The records below need copying. Match each line exactly.

┏━━

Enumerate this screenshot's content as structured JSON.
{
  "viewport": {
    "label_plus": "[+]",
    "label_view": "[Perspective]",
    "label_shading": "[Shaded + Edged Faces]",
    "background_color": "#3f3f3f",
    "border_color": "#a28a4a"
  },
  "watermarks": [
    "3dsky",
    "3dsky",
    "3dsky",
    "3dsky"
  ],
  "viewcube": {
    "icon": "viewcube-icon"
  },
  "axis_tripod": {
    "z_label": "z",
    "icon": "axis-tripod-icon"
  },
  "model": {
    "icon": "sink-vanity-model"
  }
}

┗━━

> **Problem solution**
Enumerate this screenshot's content as structured JSON.
{
  "viewport": {
    "label_plus": "[+]",
    "label_view": "[Perspective]",
    "label_shading": "[Shaded + Edged Faces]",
    "background_color": "#3f3f3f",
    "border_color": "#a28a4a"
  },
  "watermarks": [
    "3dsky",
    "3dsky",
    "3dsky",
    "3dsky"
  ],
  "viewcube": {
    "icon": "viewcube-icon"
  },
  "axis_tripod": {
    "z_label": "z",
    "icon": "axis-tripod-icon"
  },
  "model": {
    "icon": "sink-vanity-model"
  }
}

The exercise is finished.